After the race Smith asked for the sunglasses, which he threw down and crushed. Then he told Watts to send a message by dominating his semifinal, and he did: His 43.71 clocking lowered the Olympic record of 43.86 set by American Lee Evans in 1968 and was the second fastest in history despite him easing up over the last 20 to 25 meters of the race.
Two days later in the 400 final, Watts trailed out of the first turn behind former UCLA standout Lewis, but he made up ground down the backstretch to gain a four- to five-meter advantage over his closest pursuer entering the home straightaway.
“I knew I had the race won coming out of the turn, but I wasn’t going to take any chances,” Watts said. “With about 50 meters to go. . . I went to muscle it. I wanted to give it everything I had and my form kind of went out the window. I just let it all out because I had the great Steve Lewis in the race and I wasn’t gonna look back.”
Watts’ time of 43.50 was second only to American Butch Reynolds’ world record of 43.29 from 1988, and his margin of victory over Lewis (44.21) was the largest in the Olympics since 1924.
The win was a wonderful gift for Smith on his 42nd birthday, and Young gave him “something even better” the next evening in the final of the intermediate hurdles.
Jamaican Winthrop Graham and Frenchman Stephane Diagana led through the first hurdle or two of the 10 flights of barriers. But Young was clearly in the lead after the fifth hurdle and was so far ahead near the end of the home straightaway that he raised his right arm in triumph eight meters before the finish line.
His time of 46.78 broke American Edwin Moses’ 47.02 world record from 1983 and left him well clear of Graham in second (47.66).
“I was super, super happy,” Young said. “I felt like I had accomplished a lot coming from where I came from. Having grown up in Watts, having been a walk-on at UCLA, having taken up the intermediate hurdles at UCLA because I wanted to make sure I made the team.”
Though Watts would help the U.S. set a world record of 2:55.74 in the 1,600 relay in Barcelona, he and Young would forever be linked by their victorious performances in the 400 and intermediate hurdles.
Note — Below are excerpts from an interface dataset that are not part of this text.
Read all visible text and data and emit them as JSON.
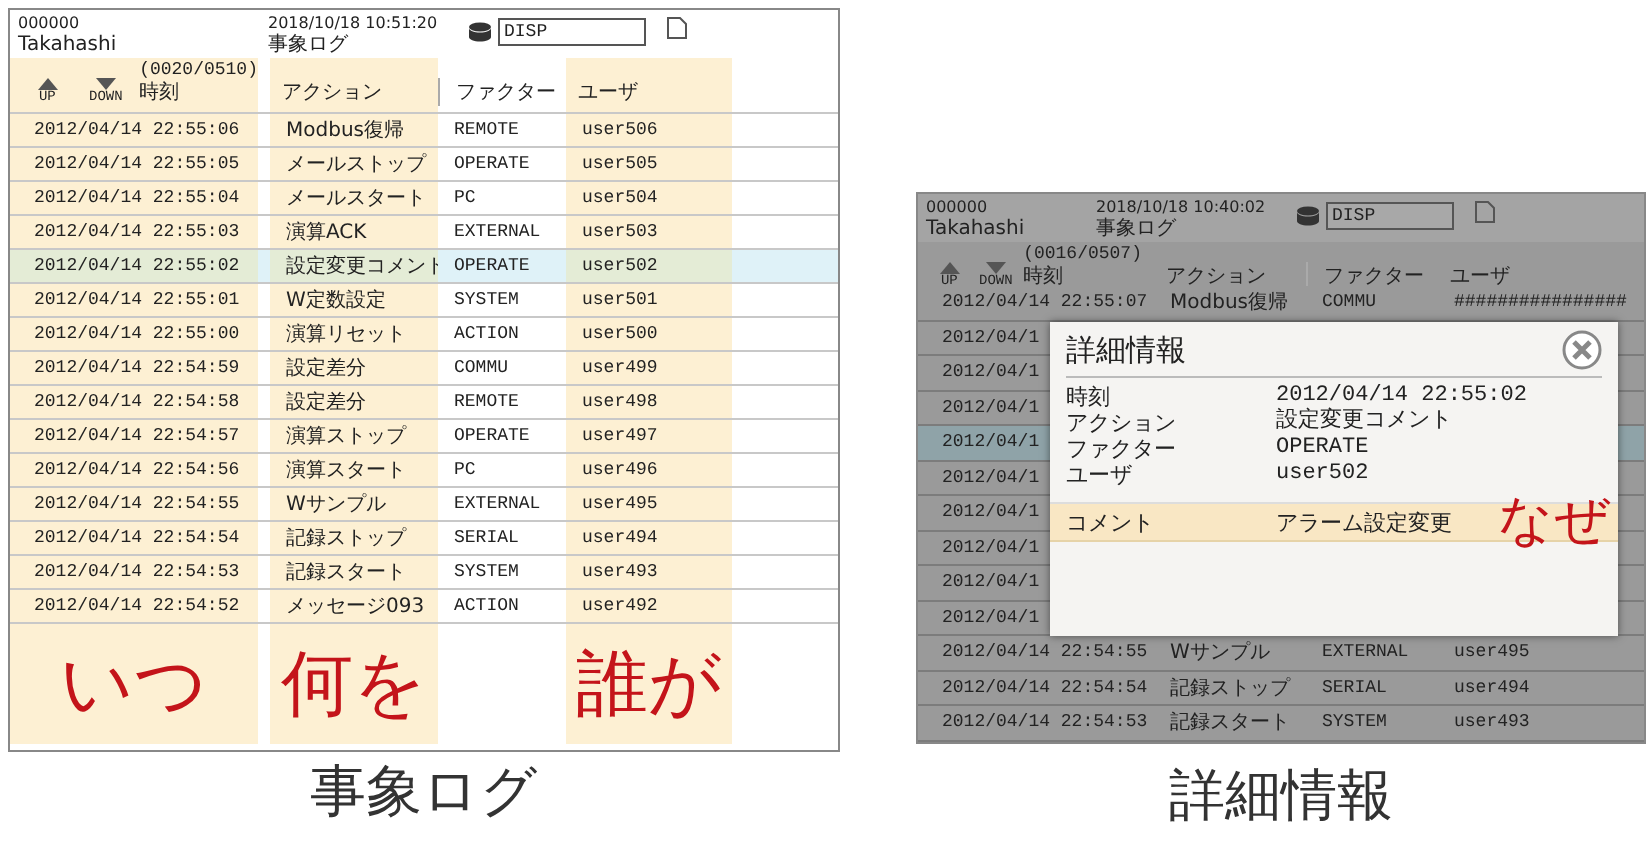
{
  "screens": [
    {
      "caption": "事象ログ",
      "header": {
        "id": "000000",
        "user": "Takahashi",
        "datetime": "2018/10/18 10:51:20",
        "title": "事象ログ",
        "mode": "DISP",
        "up": "UP",
        "down": "DOWN",
        "count": "(0020/0510)"
      },
      "columns": [
        {
          "label": "時刻",
          "highlight": true,
          "annotation": "いつ"
        },
        {
          "label": "アクション",
          "highlight": true,
          "annotation": "何を"
        },
        {
          "label": "ファクター",
          "highlight": false
        },
        {
          "label": "ユーザ",
          "highlight": true,
          "annotation": "誰が"
        }
      ],
      "rows": [
        {
          "time": "2012/04/14 22:55:06",
          "action": "Modbus復帰",
          "factor": "REMOTE",
          "user": "user506",
          "selected": false
        },
        {
          "time": "2012/04/14 22:55:05",
          "action": "メールストップ",
          "factor": "OPERATE",
          "user": "user505",
          "selected": false
        },
        {
          "time": "2012/04/14 22:55:04",
          "action": "メールスタート",
          "factor": "PC",
          "user": "user504",
          "selected": false
        },
        {
          "time": "2012/04/14 22:55:03",
          "action": "演算ACK",
          "factor": "EXTERNAL",
          "user": "user503",
          "selected": false
        },
        {
          "time": "2012/04/14 22:55:02",
          "action": "設定変更コメント",
          "factor": "OPERATE",
          "user": "user502",
          "selected": true
        },
        {
          "time": "2012/04/14 22:55:01",
          "action": "W定数設定",
          "factor": "SYSTEM",
          "user": "user501",
          "selected": false
        },
        {
          "time": "2012/04/14 22:55:00",
          "action": "演算リセット",
          "factor": "ACTION",
          "user": "user500",
          "selected": false
        },
        {
          "time": "2012/04/14 22:54:59",
          "action": "設定差分",
          "factor": "COMMU",
          "user": "user499",
          "selected": false
        },
        {
          "time": "2012/04/14 22:54:58",
          "action": "設定差分",
          "factor": "REMOTE",
          "user": "user498",
          "selected": false
        },
        {
          "time": "2012/04/14 22:54:57",
          "action": "演算ストップ",
          "factor": "OPERATE",
          "user": "user497",
          "selected": false
        },
        {
          "time": "2012/04/14 22:54:56",
          "action": "演算スタート",
          "factor": "PC",
          "user": "user496",
          "selected": false
        },
        {
          "time": "2012/04/14 22:54:55",
          "action": "Wサンプル",
          "factor": "EXTERNAL",
          "user": "user495",
          "selected": false
        },
        {
          "time": "2012/04/14 22:54:54",
          "action": "記録ストップ",
          "factor": "SERIAL",
          "user": "user494",
          "selected": false
        },
        {
          "time": "2012/04/14 22:54:53",
          "action": "記録スタート",
          "factor": "SYSTEM",
          "user": "user493",
          "selected": false
        },
        {
          "time": "2012/04/14 22:54:52",
          "action": "メッセージ093",
          "factor": "ACTION",
          "user": "user492",
          "selected": false
        }
      ]
    },
    {
      "caption": "詳細情報",
      "header": {
        "id": "000000",
        "user": "Takahashi",
        "datetime": "2018/10/18 10:40:02",
        "title": "事象ログ",
        "mode": "DISP",
        "up": "UP",
        "down": "DOWN",
        "count": "(0016/0507)"
      },
      "columns": [
        {
          "label": "時刻"
        },
        {
          "label": "アクション"
        },
        {
          "label": "ファクター"
        },
        {
          "label": "ユーザ"
        }
      ],
      "rows": [
        {
          "time": "2012/04/14 22:55:07",
          "action": "Modbus復帰",
          "factor": "COMMU",
          "user": "################",
          "selected": false
        },
        {
          "time": "2012/04/1",
          "selected": false
        },
        {
          "time": "2012/04/1",
          "selected": false
        },
        {
          "time": "2012/04/1",
          "selected": false
        },
        {
          "time": "2012/04/1",
          "selected": true
        },
        {
          "time": "2012/04/1",
          "selected": false
        },
        {
          "time": "2012/04/1",
          "selected": false
        },
        {
          "time": "2012/04/1",
          "selected": false
        },
        {
          "time": "2012/04/1",
          "selected": false
        },
        {
          "time": "2012/04/1",
          "selected": false
        },
        {
          "time": "2012/04/14 22:54:55",
          "action": "Wサンプル",
          "factor": "EXTERNAL",
          "user": "user495",
          "selected": false
        },
        {
          "time": "2012/04/14 22:54:54",
          "action": "記録ストップ",
          "factor": "SERIAL",
          "user": "user494",
          "selected": false
        },
        {
          "time": "2012/04/14 22:54:53",
          "action": "記録スタート",
          "factor": "SYSTEM",
          "user": "user493",
          "selected": false
        }
      ],
      "dialog": {
        "title": "詳細情報",
        "fields": [
          {
            "label": "時刻",
            "value": "2012/04/14 22:55:02"
          },
          {
            "label": "アクション",
            "value": "設定変更コメント"
          },
          {
            "label": "ファクター",
            "value": "OPERATE"
          },
          {
            "label": "ユーザ",
            "value": "user502"
          }
        ],
        "comment": {
          "label": "コメント",
          "value": "アラーム設定変更",
          "annotation": "なぜ"
        }
      }
    }
  ]
}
Young won the World Championships in Stuttgart, Germany, in 1993 and Watts ran a leg on a 1,600 relay team that set a still-standing world record of 2:54.29 in that meet. But they split with Smith after the 1993 season and their performances tailed off after that.
Smith, a 1968 graduate of Los Angeles Fremont High and the No. 1-ranked quarter-miler in the world in 1971 as a UCLA junior, has coached a slew of elite sprinters. But he doesn’t fret about what could have been.
“I look back at what we accomplished together. I mean, Quincy set a pair of Olympic records in the 400 and won a pair of gold medals. And Kevin won a gold medal and ran a time that stood as the world record until last year. We all had pride in what we did.”
John Ortega is a former Los Angeles Times sportswriter who now writes Track & Field Informed (TFI) with Johnny O at trackandfield.substack.com.
Go beyond the scoreboard
Get the latest on L.A.'s teams in the daily Sports Report newsletter.
You may occasionally receive promotional content from the Los Angeles Times.